I believe the best way to limit anger/traffic/congestion/violations is to put into act a proposal that one of my managers laid out for me. He suggests that anyone who causes traffic or gets in an accident and is solely at fault for the accident should have to get in front of everyone on TV and/or in a public setting and give a formal apology. Let’s see how many people risk going on the freeway while texting or using their cell phone THEN! Cheers!

 

Sources:

NBCnews: Road Rage gets medical diagnosis

DMV: Road Rage: How to Deal with It

AAA Foundation: Aggressive Driving

Science Direct: Texting While Driving

Science Direct: Dialling and Driving

Center for Addiction and Mental Health, or CAMH

CAMH: Cutting In and Weaving Irritates Drivers

Wondergressive: Save the Food Pyramid

Wondergressive: Blimps are the Future!

Wondergressive: Fly Away Home

Fly Away Home: How Birds Evolve with Automobile Traffic

Those that learn, earn their place. It seems that even birds are taking this survival of the fittest motto to heart in a new unique way. A study has recently yielded that birds may be learning from each other about our speed demon tendencies. The truth is, I vaguely remember the last time I saw roadkill on the highway during my commute to work. Even so, reportedly:

An estimated 80 million birds are killed by colliding with vehicles on U. S. roads each year, and millions more die annually in Europe and elsewhere.

Yes, those numbers do seem ridiculously high, but there may be hope for our little companions that fly near our speedy death machines. Researchers Charles R. Brown and Mary Bomberger Brown in Nebraska found that although the swallow population increased over their 30 year study period, the death by vehicle fatality of swallows sharply decreased from 1983 to 2012. Swallows tend to learn from their neighbors, which is a trait shared by many animals, and natural instinct may be evolving in species to guide them away from human dangers.

The study also mentions that the birds living near highways have, through a possible natural selection, evolved to have smaller wingspans for quicker movements vertically in the air allowing for a zippy escape from oncoming traffic. If a bird with a larger wingspan decided to fly into traffic, it would have a harder time flying directly up and away from danger than its smaller counterpart because of the lower wing loading of longer wings.

What does it all mean? Is mother nature preparing against human interaction? Have we affected our animal neighbors so much that they have to develop an internal mechanism to evolve with our advancing technology? What happens when we start hovering from place to place? Will the animals adapt to our flight? Or will we simply find more animals mourning each other’s deaths as humans continue to evolve?

At least it is nice to know that humans get the respect they deserve. I wonder what else we can passively bend to our will!

 

Research:

Where Has Roadkill Gone

Wing Loading

Wondergressive – Cannabis Cures Cancer

Wondergressive – Birds Mourn Death

Wondergressive – Blimps are the Future!

Wondergressive – The Folly of High Speed Rail in America

A New Tune for Grasshoppers
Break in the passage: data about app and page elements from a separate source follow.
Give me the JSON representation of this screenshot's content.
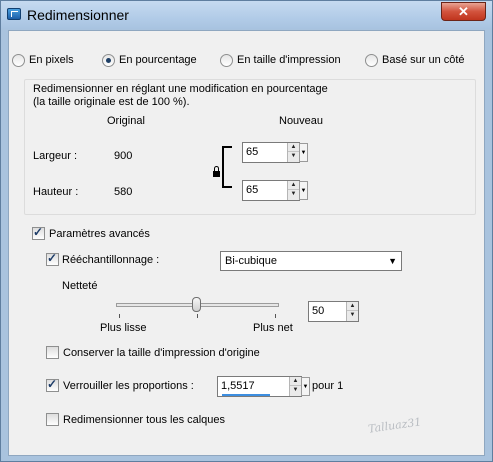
{
  "window": {
    "title": "Redimensionner",
    "close_label": "✕"
  },
  "modes": [
    {
      "label": "En pixels",
      "selected": false
    },
    {
      "label": "En pourcentage",
      "selected": true
    },
    {
      "label": "En taille d'impression",
      "selected": false
    },
    {
      "label": "Basé sur un côté",
      "selected": false
    }
  ],
  "percent_group": {
    "description_line1": "Redimensionner en réglant une modification en pourcentage",
    "description_line2": "(la taille originale est de 100 %).",
    "col_original": "Original",
    "col_new": "Nouveau",
    "width_label": "Largeur :",
    "width_original": "900",
    "width_new": "65",
    "height_label": "Hauteur :",
    "height_original": "580",
    "height_new": "65"
  },
  "advanced": {
    "label": "Paramètres avancés",
    "checked": true,
    "resample_label": "Rééchantillonnage :",
    "resample_checked": true,
    "resample_value": "Bi-cubique",
    "sharpness_label": "Netteté",
    "sharpness_value": "50",
    "sharpness_level": 0.5,
    "smoother_label": "Plus lisse",
    "sharper_label": "Plus net",
    "keep_print_size_label": "Conserver la taille d'impression d'origine",
    "keep_print_size_checked": false,
    "lock_ratio_label": "Verrouiller les proportions :",
    "lock_ratio_checked": true,
    "ratio_value": "1,5517",
    "ratio_suffix": "pour 1",
    "resize_layers_label": "Redimensionner tous les calques",
    "resize_layers_checked": false
  },
  "watermark": "Talluaz31"
}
The days are long gone when the noise of crickets filled the city nights. I’m sure being overtaken by the sound of traffic was depressing for many animals, but they’re not all just laying down and dying. Some city grasshoppers have started changing their tune. They’re not so depressed anymore, or so quiet.

Grasshoppers in urban areas are changing the tune of their courtship songs so as to be heard over the sound of traffic.

A research team from the University of Bielefeld Germany have discovered some grasshoppers have started to change the frequency of their song to be heard over the roar of vehicles. This evolutionary change in grasshoppers could is very exciting to see. I can only imagine what the future will bring…
Sources:

http://www.natureworldnews.com/articles/320/20121123/grasshoppers-change-courtship-tunes-cope-urban-noises.htm

http://www.uni-bielefeld.de/(en)/

 

Related Wondergressive Articles:

Why Don’t We Eat Insects?

A Tick is Turning People into Vegetarians for Life

Mystery of the Dying/Disappearing Honeybees Solved

Healthy Honey Bees

Natural, Living Pesticides